Read the data line by line and say how many lines contain the string "Summarize", giving the number alone.

_ _ _ _

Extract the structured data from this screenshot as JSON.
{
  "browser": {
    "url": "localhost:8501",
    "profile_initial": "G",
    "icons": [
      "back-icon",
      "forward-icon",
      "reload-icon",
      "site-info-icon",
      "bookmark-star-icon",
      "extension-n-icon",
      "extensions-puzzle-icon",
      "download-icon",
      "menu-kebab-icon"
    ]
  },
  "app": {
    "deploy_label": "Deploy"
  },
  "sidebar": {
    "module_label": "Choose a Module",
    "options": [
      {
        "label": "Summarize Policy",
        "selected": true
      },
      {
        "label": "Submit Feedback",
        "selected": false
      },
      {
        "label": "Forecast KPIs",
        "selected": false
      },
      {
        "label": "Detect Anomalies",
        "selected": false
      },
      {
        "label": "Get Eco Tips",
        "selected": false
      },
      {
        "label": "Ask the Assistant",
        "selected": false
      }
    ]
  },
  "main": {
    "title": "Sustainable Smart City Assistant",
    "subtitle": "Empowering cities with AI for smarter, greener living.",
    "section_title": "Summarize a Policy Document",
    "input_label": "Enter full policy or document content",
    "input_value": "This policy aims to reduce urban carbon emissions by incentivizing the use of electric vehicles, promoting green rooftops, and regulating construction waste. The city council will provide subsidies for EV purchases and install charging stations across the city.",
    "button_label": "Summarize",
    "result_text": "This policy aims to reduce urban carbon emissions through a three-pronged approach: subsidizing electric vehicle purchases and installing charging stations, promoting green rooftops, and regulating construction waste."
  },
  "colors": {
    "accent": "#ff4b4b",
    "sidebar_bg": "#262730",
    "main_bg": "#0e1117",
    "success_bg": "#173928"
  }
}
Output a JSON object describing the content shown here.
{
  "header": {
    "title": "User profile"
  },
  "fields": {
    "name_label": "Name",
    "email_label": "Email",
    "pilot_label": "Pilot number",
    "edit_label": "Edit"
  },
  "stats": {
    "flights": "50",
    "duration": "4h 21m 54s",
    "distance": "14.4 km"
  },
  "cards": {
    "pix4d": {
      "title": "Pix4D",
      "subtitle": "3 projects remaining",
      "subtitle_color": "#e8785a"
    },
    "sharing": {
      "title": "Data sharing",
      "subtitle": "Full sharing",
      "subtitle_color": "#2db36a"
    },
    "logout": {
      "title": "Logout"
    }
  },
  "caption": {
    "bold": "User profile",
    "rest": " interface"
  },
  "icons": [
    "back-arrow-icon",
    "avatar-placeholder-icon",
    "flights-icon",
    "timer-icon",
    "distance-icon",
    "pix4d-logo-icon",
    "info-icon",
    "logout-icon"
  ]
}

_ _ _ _

• Solution for this problem: 3